“Some of these car parks also present opportunities for us to experiment and inject new and differentiated lifestyle offerings in the city,” said the agencies, pointing to trials at the former car park at Grange Road in the Orchard shopping belt.
An independent cinema and hawker stalls have now been planned for it.
WHICH CAR PARKS WOULD BE THE FIRST TO GO?
To LKYSPP’s Dr Barter, work-related parking presents “the biggest opportunity”.
“One work trip takes a whole parking space for eight, nine, 10 hours. If you can get a small percentage of people to choose a different mode of transport, you’re opening a lot of parking space,” he said.
ULI’s Mr Dunn added that the strongest candidates for conversion would be those nearer to transit nodes, as they are already well-connected and people in those areas would have less of a need for cars.
The central business district is another prime choice, as space there is already tight and the area houses a higher proportion of expatriates who may not own cars, said Mr Dunn.
In fact, the agencies noted that owners of buildings in the city area and those close to train stations can already submit proposals to convert their extra parking spaces into other uses.
One development that has done so is Chevron House in Raffles Place, which has converted its spare parking space to a gym.
CONSTRAINTS AND CHALLENGES
A challenge in conversion is that some car parks were not designed for much else, given their low floor-to-ceiling ratios, Mr Dunn pointed out.
But the bigger problem might be pushback from stakeholders, experts said.
“What people worry about is that if this goes too far too fast, there will be frustration, people can’t find parking,” said LKYSPP’s Dr Barter.
The key is to make incremental changes in strategic locations to warm people up to the idea, he said.
These should be complemented by efforts to regulate demand and supply for remaining car parks, using levers such as pricing, he added.
Above all, observers stressed that all parking removals must be supplemented by stronger mobility networks, such as more public transport or walking options.
“In a car-lite vision, parking is just a piece to that whole transformation.

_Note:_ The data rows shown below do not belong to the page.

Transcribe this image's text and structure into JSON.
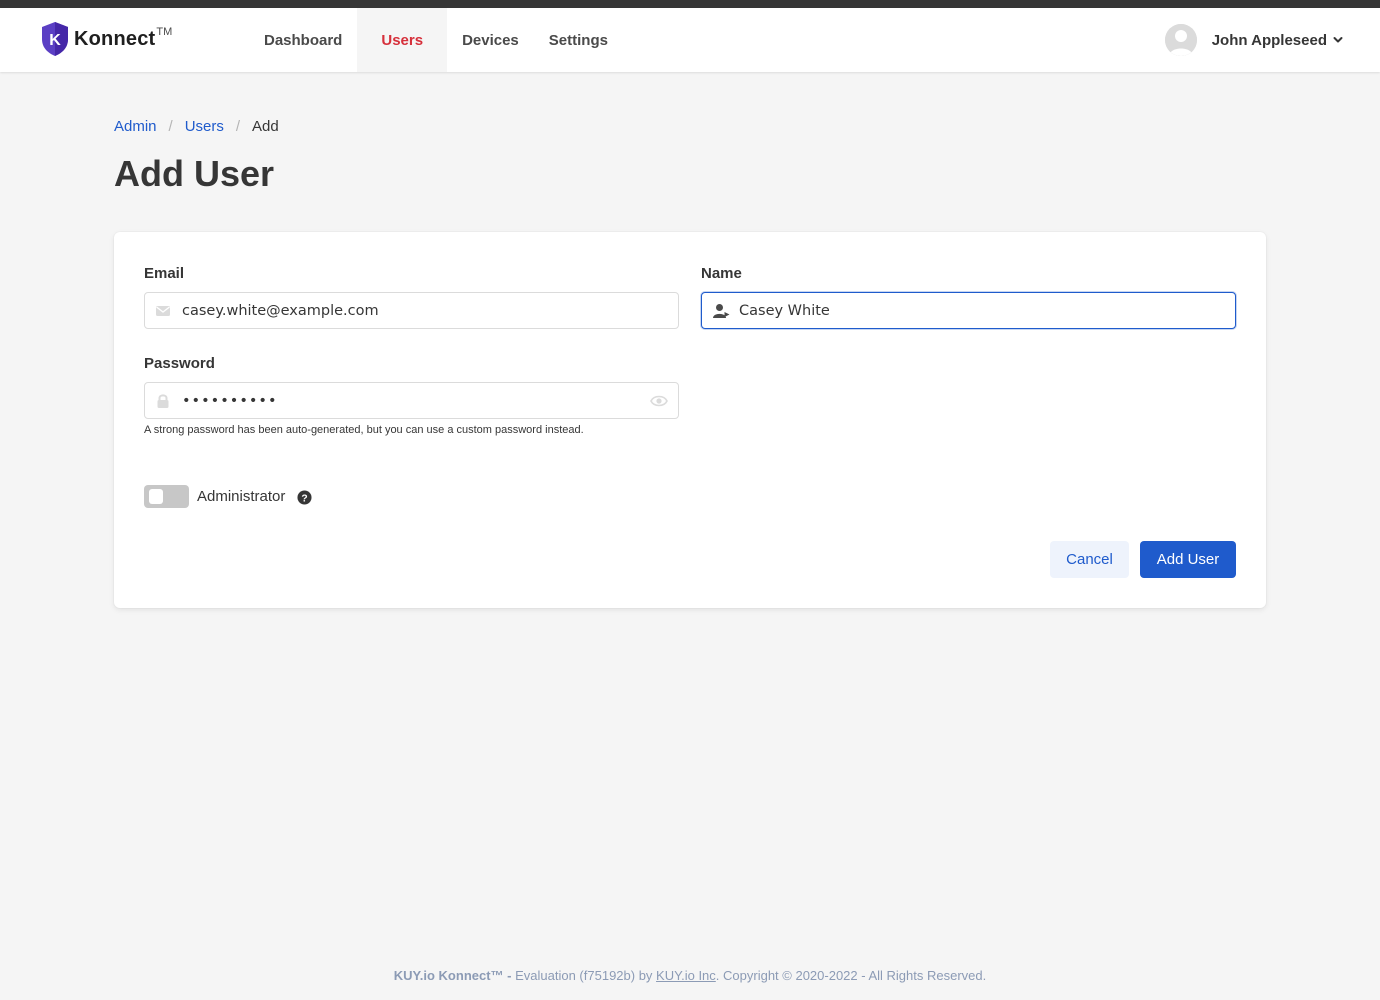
{
  "app": {
    "brand_name": "Konnect",
    "brand_tm": "TM",
    "logo_letter": "K",
    "colors": {
      "brand_purple": "#5b3fc4",
      "accent_blue": "#1f5bcc",
      "active_nav_red": "#d6303b",
      "topbar": "#363636"
    }
  },
  "nav": {
    "items": [
      {
        "label": "Dashboard",
        "active": false
      },
      {
        "label": "Users",
        "active": true
      },
      {
        "label": "Devices",
        "active": false
      },
      {
        "label": "Settings",
        "active": false
      }
    ]
  },
  "user_menu": {
    "name": "John Appleseed",
    "avatar_icon": "user-avatar-icon",
    "chevron_icon": "chevron-down-icon"
  },
  "breadcrumb": {
    "items": [
      {
        "label": "Admin",
        "link": true
      },
      {
        "label": "Users",
        "link": true
      },
      {
        "label": "Add",
        "link": false
      }
    ],
    "separator": "/"
  },
  "page": {
    "title": "Add User"
  },
  "form": {
    "email": {
      "label": "Email",
      "value": "casey.white@example.com",
      "icon": "envelope-icon"
    },
    "name": {
      "label": "Name",
      "value": "Casey White",
      "icon": "user-icon",
      "focused": true
    },
    "password": {
      "label": "Password",
      "value": "••••••••••",
      "icon": "lock-icon",
      "reveal_icon": "eye-icon",
      "help": "A strong password has been auto-generated, but you can use a custom password instead."
    },
    "administrator": {
      "label": "Administrator",
      "checked": false,
      "help_icon": "question-circle-icon"
    },
    "cancel_label": "Cancel",
    "submit_label": "Add User"
  },
  "footer": {
    "brand": "KUY.io Konnect™ -",
    "text_1": " Evaluation (f75192b) by ",
    "link": "KUY.io Inc",
    "text_2": ". Copyright © 2020-2022 - All Rights Reserved."
  }
}
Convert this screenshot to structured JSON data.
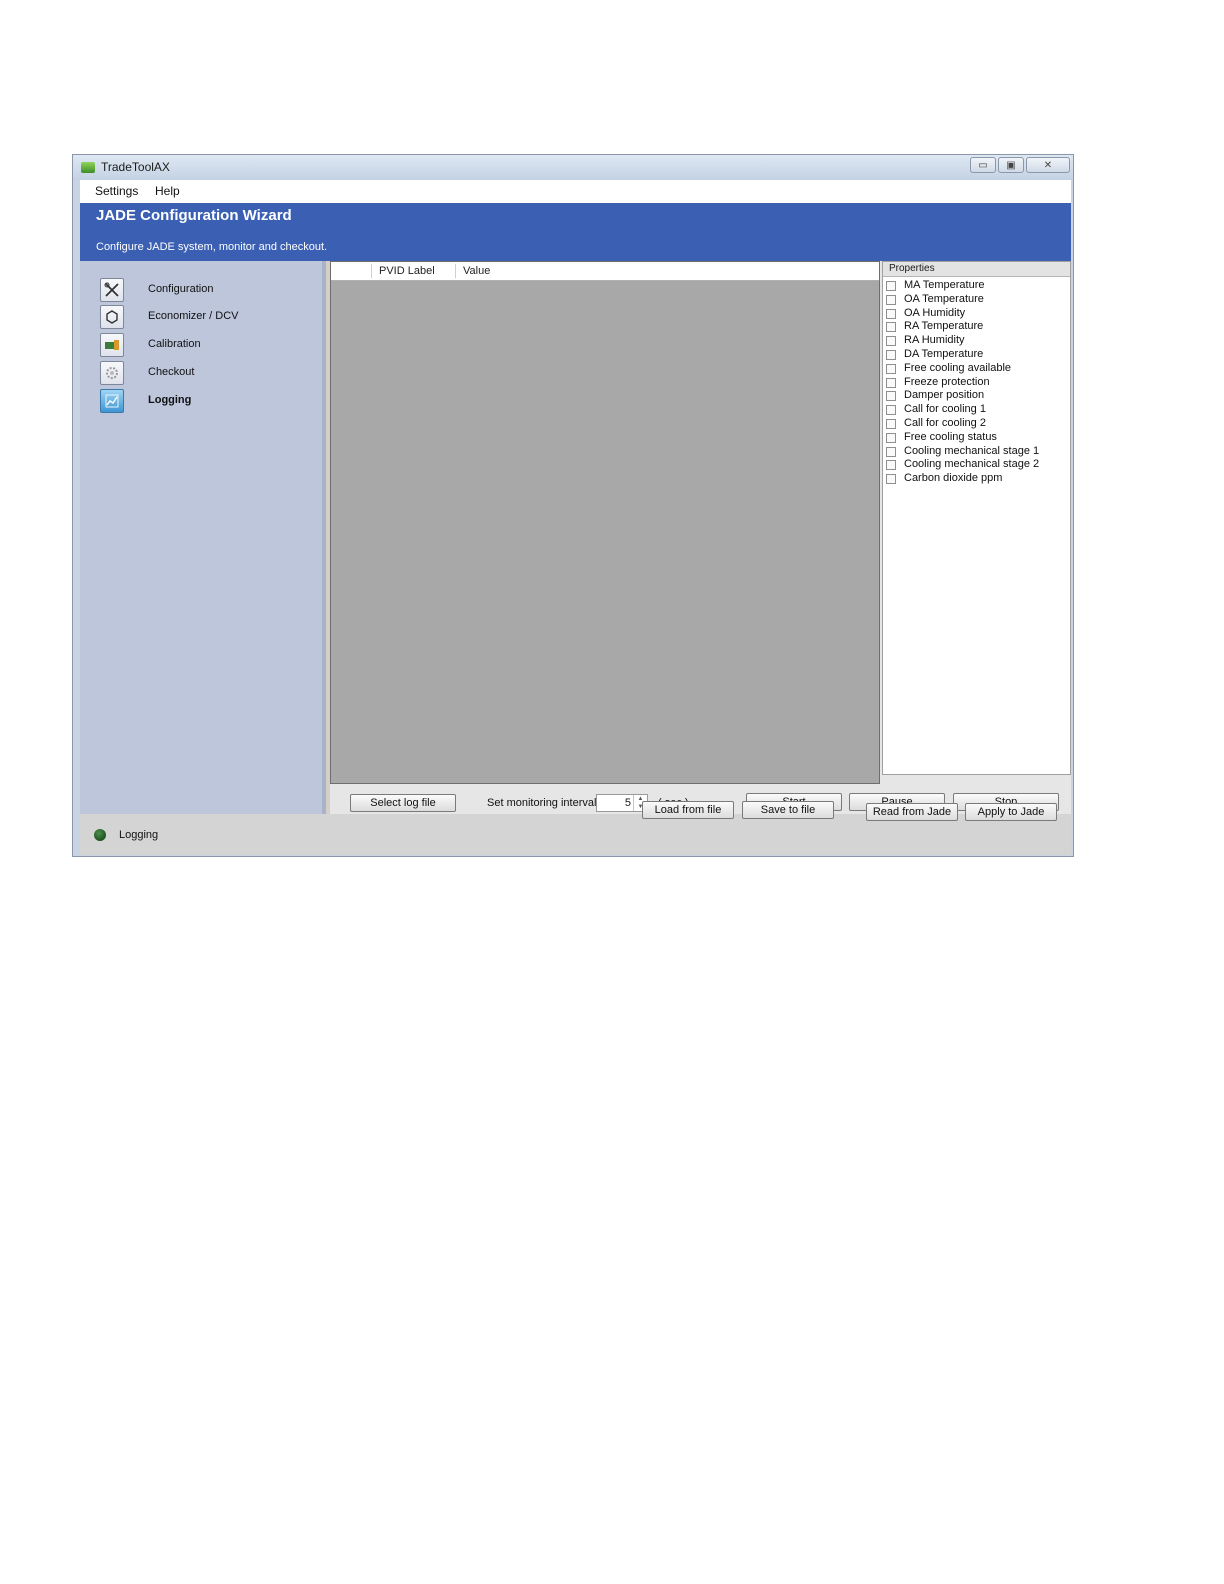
{
  "window": {
    "title": "TradeToolAX",
    "controls": {
      "minimize": "▭",
      "maximize": "▣",
      "close": "✕"
    }
  },
  "menu": {
    "items": [
      "Settings",
      "Help"
    ]
  },
  "banner": {
    "title": "JADE Configuration Wizard",
    "subtitle": "Configure JADE system, monitor and checkout."
  },
  "sidebar": {
    "items": [
      {
        "label": "Configuration",
        "icon": "tools-icon"
      },
      {
        "label": "Economizer / DCV",
        "icon": "economizer-icon"
      },
      {
        "label": "Calibration",
        "icon": "calibration-icon"
      },
      {
        "label": "Checkout",
        "icon": "gear-icon"
      },
      {
        "label": "Logging",
        "icon": "logging-icon",
        "active": true
      }
    ]
  },
  "grid": {
    "columns": [
      "PVID Label",
      "Value"
    ]
  },
  "properties": {
    "title": "Properties",
    "items": [
      "MA Temperature",
      "OA Temperature",
      "OA Humidity",
      "RA Temperature",
      "RA Humidity",
      "DA Temperature",
      "Free cooling available",
      "Freeze protection",
      "Damper position",
      "Call for cooling 1",
      "Call for cooling 2",
      "Free cooling status",
      "Cooling mechanical stage 1",
      "Cooling mechanical stage 2",
      "Carbon dioxide ppm"
    ]
  },
  "controls": {
    "select_log": "Select log file",
    "interval_label": "Set monitoring interval",
    "interval_value": "5",
    "interval_unit": "( sec )",
    "start": "Start",
    "pause": "Pause",
    "stop": "Stop"
  },
  "status": {
    "text": "Logging",
    "led_color": "#1f5a1f",
    "load": "Load from file",
    "save": "Save to  file",
    "read": "Read from Jade",
    "apply": "Apply to Jade"
  },
  "colors": {
    "banner": "#3a5fb3",
    "sidebar": "#bdc6db",
    "grid": "#a8a8a8"
  }
}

You need a lot of other support facilities to help encourage people to be able to use public transport, cycle and walk, which include end-trip facilities,” said Mr Dunn.
“For most people, if you make things easy and convenient, people opt for the easiest way.”